William Shakespeare once said, "By medicine life may be prolonged, yet death will seize the doctor too." I never really knew just how profound this statement was until one of my closest friends, Harry Watson died at the age of 14 two years ago.
There are a few people in the world who I would call a role model; Harry was one of them. He suffered from Emery-Dreifuss Muscular Dystrophy, a congenital genetic condition in which skeletal muscles progressively waste away, and changes in the electrical wiring of the heart (the cardiac conduction system) occur.
It also causes muscle contractures, which is a symptom that manifests as the tightening or shortening of certain muscles and tendons, restricting movement. As well as the restriction of movement due to these contractures, as the muscle is progressively wasting, the patient develops weakness, muscular atrophy, scoliosis (abnormal spinal curvature), an inability to walk (Harry was confined to his wheelchair at a young age), and other related symptoms.
Emery-Dreifuss Muscular Dystrophy weakens the lower legs first, and mainly affects the shoulders and upper arms, which meant that Harry could still operate his electric wheelchair using his hand to move the joystick. The condition also affects the heart, which is unusual for muscular dystrophy, which tends to affect solely skeletal muscles. The electrical wiring of the heart which controls the rate of the heartbeat is affected, so that the heart rate can be abnormally slow, although Harry was actually tachycardic (his heartbeats are abnormally quick) rather than bradycardic (when heartbeats are abnormally slow). Whether this is due to his pacemaker, I am not sure. The disease usually shortens life expectancy, but affected individuals can expect to reach middle age.
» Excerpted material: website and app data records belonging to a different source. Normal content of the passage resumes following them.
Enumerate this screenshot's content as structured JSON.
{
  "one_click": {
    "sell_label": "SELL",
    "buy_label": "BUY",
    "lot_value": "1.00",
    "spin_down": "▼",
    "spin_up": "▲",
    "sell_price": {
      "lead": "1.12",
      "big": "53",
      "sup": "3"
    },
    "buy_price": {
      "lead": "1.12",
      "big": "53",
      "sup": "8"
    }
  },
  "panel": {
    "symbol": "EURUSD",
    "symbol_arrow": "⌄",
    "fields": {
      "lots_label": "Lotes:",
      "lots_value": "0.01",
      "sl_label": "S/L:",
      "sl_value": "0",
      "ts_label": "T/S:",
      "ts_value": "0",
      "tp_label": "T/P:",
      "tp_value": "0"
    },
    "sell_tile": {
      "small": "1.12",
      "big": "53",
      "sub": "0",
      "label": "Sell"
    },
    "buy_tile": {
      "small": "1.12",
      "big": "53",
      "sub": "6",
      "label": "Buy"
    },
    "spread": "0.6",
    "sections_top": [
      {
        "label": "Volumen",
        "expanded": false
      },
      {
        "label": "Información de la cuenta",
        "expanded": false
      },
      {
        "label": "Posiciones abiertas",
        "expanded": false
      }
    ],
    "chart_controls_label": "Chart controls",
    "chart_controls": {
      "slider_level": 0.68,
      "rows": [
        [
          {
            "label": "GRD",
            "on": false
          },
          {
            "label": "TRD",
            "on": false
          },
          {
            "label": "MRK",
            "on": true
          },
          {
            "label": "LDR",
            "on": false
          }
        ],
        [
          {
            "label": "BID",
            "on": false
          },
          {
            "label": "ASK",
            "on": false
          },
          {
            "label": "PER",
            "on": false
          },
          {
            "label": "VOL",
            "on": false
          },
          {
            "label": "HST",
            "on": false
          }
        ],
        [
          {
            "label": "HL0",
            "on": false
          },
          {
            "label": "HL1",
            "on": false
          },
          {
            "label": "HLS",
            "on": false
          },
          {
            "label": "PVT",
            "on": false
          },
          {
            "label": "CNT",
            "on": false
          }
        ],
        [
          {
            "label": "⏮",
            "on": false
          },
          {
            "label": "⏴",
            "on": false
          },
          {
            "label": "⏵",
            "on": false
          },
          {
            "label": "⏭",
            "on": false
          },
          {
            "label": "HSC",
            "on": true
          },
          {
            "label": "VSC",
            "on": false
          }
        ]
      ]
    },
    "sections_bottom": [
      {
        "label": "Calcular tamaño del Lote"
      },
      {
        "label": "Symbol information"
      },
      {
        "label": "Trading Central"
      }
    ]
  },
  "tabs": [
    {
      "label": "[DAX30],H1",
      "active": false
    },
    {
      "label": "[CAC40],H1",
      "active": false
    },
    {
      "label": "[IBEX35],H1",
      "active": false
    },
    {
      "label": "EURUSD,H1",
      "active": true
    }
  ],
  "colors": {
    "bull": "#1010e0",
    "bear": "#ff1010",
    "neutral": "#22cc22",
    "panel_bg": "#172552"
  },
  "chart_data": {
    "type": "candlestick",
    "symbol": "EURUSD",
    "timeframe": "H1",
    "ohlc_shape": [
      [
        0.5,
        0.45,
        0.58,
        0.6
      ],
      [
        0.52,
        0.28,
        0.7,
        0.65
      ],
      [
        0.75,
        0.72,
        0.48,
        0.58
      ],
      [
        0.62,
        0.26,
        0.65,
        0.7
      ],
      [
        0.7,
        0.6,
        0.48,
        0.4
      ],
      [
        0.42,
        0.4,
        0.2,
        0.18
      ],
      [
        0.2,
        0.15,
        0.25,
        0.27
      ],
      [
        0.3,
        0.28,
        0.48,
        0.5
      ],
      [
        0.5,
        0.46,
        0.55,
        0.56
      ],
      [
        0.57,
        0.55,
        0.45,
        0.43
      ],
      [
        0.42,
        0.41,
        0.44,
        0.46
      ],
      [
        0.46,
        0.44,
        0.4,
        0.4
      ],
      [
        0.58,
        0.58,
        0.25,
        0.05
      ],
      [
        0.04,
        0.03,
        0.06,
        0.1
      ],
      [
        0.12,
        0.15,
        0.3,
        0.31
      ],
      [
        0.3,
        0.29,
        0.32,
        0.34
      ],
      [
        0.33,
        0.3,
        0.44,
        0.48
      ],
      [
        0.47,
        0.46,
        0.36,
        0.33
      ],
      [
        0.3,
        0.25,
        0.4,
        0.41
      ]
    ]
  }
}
Harry, however, died at 14, after having achieved so much with his life. Harry was a huge fundraiser, even doing a 137ft abseil to raise money for his wheelchair. He was a selfless person and raised thousands of pounds for charities like Muscular Dystrophy Campaign, Dogs for the Disabled and Rainbows, the children's hospice in Loughborough. Amidst through all the suffering he went through, he achieved so much with his life, and always with a smile. Smiling amidst adversity.
Unfortunately, as the condition is a genetic disorder, there is no cure except for managing the symptoms and using a pacemaker to manage the heart rate, as well as gently exercise to tone muscles and improve strength.
The end of Harry's life was a shock for us all, even though we knew of his condition, but no one ever truly dies until the flame of remembrance blows out. And Harry will always live on in our memories. He was a true role model, and a damn good friend.
Rest in peace, Harry John Watson. You will always be remembered.
8 June 1995 - 14 November 2009
Harry's Fundraising News Stories:
Information about Muscular Dystrophy: